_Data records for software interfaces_
########################################

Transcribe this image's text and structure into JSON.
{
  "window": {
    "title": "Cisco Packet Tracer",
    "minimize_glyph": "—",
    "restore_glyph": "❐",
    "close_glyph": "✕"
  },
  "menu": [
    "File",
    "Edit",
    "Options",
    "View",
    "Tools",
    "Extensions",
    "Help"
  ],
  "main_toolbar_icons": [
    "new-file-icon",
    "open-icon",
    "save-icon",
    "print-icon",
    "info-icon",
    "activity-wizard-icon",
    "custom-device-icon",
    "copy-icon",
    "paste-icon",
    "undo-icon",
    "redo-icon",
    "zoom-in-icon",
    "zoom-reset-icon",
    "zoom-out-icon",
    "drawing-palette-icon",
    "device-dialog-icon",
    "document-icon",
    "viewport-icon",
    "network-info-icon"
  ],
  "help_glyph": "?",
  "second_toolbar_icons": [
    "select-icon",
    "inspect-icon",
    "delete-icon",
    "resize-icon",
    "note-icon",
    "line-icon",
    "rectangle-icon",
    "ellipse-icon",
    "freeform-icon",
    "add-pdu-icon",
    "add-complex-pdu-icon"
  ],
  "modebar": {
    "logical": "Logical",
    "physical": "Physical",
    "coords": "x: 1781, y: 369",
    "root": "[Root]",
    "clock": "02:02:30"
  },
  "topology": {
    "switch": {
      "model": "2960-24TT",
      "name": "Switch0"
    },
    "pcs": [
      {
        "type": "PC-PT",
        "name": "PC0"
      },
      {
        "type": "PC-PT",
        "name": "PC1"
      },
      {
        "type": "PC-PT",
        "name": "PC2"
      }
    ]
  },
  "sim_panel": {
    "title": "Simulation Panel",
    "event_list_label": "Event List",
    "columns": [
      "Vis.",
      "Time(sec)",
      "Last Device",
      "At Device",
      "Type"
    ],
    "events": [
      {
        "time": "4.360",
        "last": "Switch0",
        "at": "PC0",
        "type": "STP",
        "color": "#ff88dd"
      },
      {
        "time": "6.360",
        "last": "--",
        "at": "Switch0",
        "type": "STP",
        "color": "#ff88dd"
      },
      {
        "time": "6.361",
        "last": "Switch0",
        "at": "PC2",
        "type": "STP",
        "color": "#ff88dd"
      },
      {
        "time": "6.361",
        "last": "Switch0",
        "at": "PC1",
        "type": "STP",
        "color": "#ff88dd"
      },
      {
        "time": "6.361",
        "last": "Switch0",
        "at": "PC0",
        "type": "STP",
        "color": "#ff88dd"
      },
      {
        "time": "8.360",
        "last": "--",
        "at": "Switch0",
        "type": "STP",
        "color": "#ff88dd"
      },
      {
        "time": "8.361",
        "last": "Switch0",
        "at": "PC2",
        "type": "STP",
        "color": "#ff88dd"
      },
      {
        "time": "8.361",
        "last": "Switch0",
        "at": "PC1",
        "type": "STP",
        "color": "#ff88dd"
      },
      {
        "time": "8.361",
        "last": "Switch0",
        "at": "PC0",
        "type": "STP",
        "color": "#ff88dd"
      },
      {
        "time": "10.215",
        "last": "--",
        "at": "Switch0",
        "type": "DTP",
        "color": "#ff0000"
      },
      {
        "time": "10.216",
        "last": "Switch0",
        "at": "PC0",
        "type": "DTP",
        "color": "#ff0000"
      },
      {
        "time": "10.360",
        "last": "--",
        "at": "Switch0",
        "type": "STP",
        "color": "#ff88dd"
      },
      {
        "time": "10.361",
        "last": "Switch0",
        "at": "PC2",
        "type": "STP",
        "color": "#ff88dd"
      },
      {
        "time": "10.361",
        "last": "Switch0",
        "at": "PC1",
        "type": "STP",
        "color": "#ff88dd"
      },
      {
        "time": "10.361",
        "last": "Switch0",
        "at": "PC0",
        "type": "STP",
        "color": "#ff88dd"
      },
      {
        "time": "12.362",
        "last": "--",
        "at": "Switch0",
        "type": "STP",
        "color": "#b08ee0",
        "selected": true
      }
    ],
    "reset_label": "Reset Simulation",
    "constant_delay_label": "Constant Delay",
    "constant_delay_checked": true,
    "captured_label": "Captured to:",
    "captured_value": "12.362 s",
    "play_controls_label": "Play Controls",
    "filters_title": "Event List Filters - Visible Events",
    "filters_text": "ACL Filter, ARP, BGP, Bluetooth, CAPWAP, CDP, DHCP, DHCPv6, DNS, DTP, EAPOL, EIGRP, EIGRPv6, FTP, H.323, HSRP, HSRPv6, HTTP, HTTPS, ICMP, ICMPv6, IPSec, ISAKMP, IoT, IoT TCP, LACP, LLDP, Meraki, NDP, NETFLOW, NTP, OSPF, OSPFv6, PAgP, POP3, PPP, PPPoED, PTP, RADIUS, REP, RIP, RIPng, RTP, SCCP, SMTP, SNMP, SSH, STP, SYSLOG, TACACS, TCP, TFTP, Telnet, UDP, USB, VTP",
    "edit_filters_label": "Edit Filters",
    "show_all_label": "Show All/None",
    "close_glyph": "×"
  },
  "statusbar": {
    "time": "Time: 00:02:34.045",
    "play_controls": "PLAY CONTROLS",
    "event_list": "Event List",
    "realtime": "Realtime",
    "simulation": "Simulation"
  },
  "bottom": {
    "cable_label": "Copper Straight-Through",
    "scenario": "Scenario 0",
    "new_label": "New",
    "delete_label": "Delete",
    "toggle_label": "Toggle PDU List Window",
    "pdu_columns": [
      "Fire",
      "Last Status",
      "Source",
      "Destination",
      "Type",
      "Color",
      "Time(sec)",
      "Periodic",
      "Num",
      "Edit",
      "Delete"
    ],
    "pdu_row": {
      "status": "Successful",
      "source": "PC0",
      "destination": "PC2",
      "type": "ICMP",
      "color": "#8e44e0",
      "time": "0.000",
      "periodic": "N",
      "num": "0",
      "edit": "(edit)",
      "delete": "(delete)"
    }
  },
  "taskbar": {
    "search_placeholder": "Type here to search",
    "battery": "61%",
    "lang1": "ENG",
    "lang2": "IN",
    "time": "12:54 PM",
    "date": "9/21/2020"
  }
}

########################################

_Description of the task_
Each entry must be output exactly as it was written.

_Output below_
Transcribe this image's text and structure into JSON.
{
  "window": {
    "title": "Cisco Packet Tracer",
    "minimize_glyph": "—",
    "restore_glyph": "❐",
    "close_glyph": "✕"
  },
  "menu": [
    "File",
    "Edit",
    "Options",
    "View",
    "Tools",
    "Extensions",
    "Help"
  ],
  "main_toolbar_icons": [
    "new-file-icon",
    "open-icon",
    "save-icon",
    "print-icon",
    "info-icon",
    "activity-wizard-icon",
    "custom-device-icon",
    "copy-icon",
    "paste-icon",
    "undo-icon",
    "redo-icon",
    "zoom-in-icon",
    "zoom-reset-icon",
    "zoom-out-icon",
    "drawing-palette-icon",
    "device-dialog-icon",
    "document-icon",
    "viewport-icon",
    "network-info-icon"
  ],
  "help_glyph": "?",
  "second_toolbar_icons": [
    "select-icon",
    "inspect-icon",
    "delete-icon",
    "resize-icon",
    "note-icon",
    "line-icon",
    "rectangle-icon",
    "ellipse-icon",
    "freeform-icon",
    "add-pdu-icon",
    "add-complex-pdu-icon"
  ],
  "modebar": {
    "logical": "Logical",
    "physical": "Physical",
    "coords": "x: 1781, y: 369",
    "root": "[Root]",
    "clock": "02:02:30"
  },
  "topology": {
    "switch": {
      "model": "2960-24TT",
      "name": "Switch0"
    },
    "pcs": [
      {
        "type": "PC-PT",
        "name": "PC0"
      },
      {
        "type": "PC-PT",
        "name": "PC1"
      },
      {
        "type": "PC-PT",
        "name": "PC2"
      }
    ]
  },
  "sim_panel": {
    "title": "Simulation Panel",
    "event_list_label": "Event List",
    "columns": [
      "Vis.",
      "Time(sec)",
      "Last Device",
      "At Device",
      "Type"
    ],
    "events": [
      {
        "time": "4.360",
        "last": "Switch0",
        "at": "PC0",
        "type": "STP",
        "color": "#ff88dd"
      },
      {
        "time": "6.360",
        "last": "--",
        "at": "Switch0",
        "type": "STP",
        "color": "#ff88dd"
      },
      {
        "time": "6.361",
        "last": "Switch0",
        "at": "PC2",
        "type": "STP",
        "color": "#ff88dd"
      },
      {
        "time": "6.361",
        "last": "Switch0",
        "at": "PC1",
        "type": "STP",
        "color": "#ff88dd"
      },
      {
        "time": "6.361",
        "last": "Switch0",
        "at": "PC0",
        "type": "STP",
        "color": "#ff88dd"
      },
      {
        "time": "8.360",
        "last": "--",
        "at": "Switch0",
        "type": "STP",
        "color": "#ff88dd"
      },
      {
        "time": "8.361",
        "last": "Switch0",
        "at": "PC2",
        "type": "STP",
        "color": "#ff88dd"
      },
      {
        "time": "8.361",
        "last": "Switch0",
        "at": "PC1",
        "type": "STP",
        "color": "#ff88dd"
      },
      {
        "time": "8.361",
        "last": "Switch0",
        "at": "PC0",
        "type": "STP",
        "color": "#ff88dd"
      },
      {
        "time": "10.215",
        "last": "--",
        "at": "Switch0",
        "type": "DTP",
        "color": "#ff0000"
      },
      {
        "time": "10.216",
        "last": "Switch0",
        "at": "PC0",
        "type": "DTP",
        "color": "#ff0000"
      },
      {
        "time": "10.360",
        "last": "--",
        "at": "Switch0",
        "type": "STP",
        "color": "#ff88dd"
      },
      {
        "time": "10.361",
        "last": "Switch0",
        "at": "PC2",
        "type": "STP",
        "color": "#ff88dd"
      },
      {
        "time": "10.361",
        "last": "Switch0",
        "at": "PC1",
        "type": "STP",
        "color": "#ff88dd"
      },
      {
        "time": "10.361",
        "last": "Switch0",
        "at": "PC0",
        "type": "STP",
        "color": "#ff88dd"
      },
      {
        "time": "12.362",
        "last": "--",
        "at": "Switch0",
        "type": "STP",
        "color": "#b08ee0",
        "selected": true
      }
    ],
    "reset_label": "Reset Simulation",
    "constant_delay_label": "Constant Delay",
    "constant_delay_checked": true,
    "captured_label": "Captured to:",
    "captured_value": "12.362 s",
    "play_controls_label": "Play Controls",
    "filters_title": "Event List Filters - Visible Events",
    "filters_text": "ACL Filter, ARP, BGP, Bluetooth, CAPWAP, CDP, DHCP, DHCPv6, DNS, DTP, EAPOL, EIGRP, EIGRPv6, FTP, H.323, HSRP, HSRPv6, HTTP, HTTPS, ICMP, ICMPv6, IPSec, ISAKMP, IoT, IoT TCP, LACP, LLDP, Meraki, NDP, NETFLOW, NTP, OSPF, OSPFv6, PAgP, POP3, PPP, PPPoED, PTP, RADIUS, REP, RIP, RIPng, RTP, SCCP, SMTP, SNMP, SSH, STP, SYSLOG, TACACS, TCP, TFTP, Telnet, UDP, USB, VTP",
    "edit_filters_label": "Edit Filters",
    "show_all_label": "Show All/None",
    "close_glyph": "×"
  },
  "statusbar": {
    "time": "Time: 00:02:34.045",
    "play_controls": "PLAY CONTROLS",
    "event_list": "Event List",
    "realtime": "Realtime",
    "simulation": "Simulation"
  },
  "bottom": {
    "cable_label": "Copper Straight-Through",
    "scenario": "Scenario 0",
    "new_label": "New",
    "delete_label": "Delete",
    "toggle_label": "Toggle PDU List Window",
    "pdu_columns": [
      "Fire",
      "Last Status",
      "Source",
      "Destination",
      "Type",
      "Color",
      "Time(sec)",
      "Periodic",
      "Num",
      "Edit",
      "Delete"
    ],
    "pdu_row": {
      "status": "Successful",
      "source": "PC0",
      "destination": "PC2",
      "type": "ICMP",
      "color": "#8e44e0",
      "time": "0.000",
      "periodic": "N",
      "num": "0",
      "edit": "(edit)",
      "delete": "(delete)"
    }
  },
  "taskbar": {
    "search_placeholder": "Type here to search",
    "battery": "61%",
    "lang1": "ENG",
    "lang2": "IN",
    "time": "12:54 PM",
    "date": "9/21/2020"
  }
}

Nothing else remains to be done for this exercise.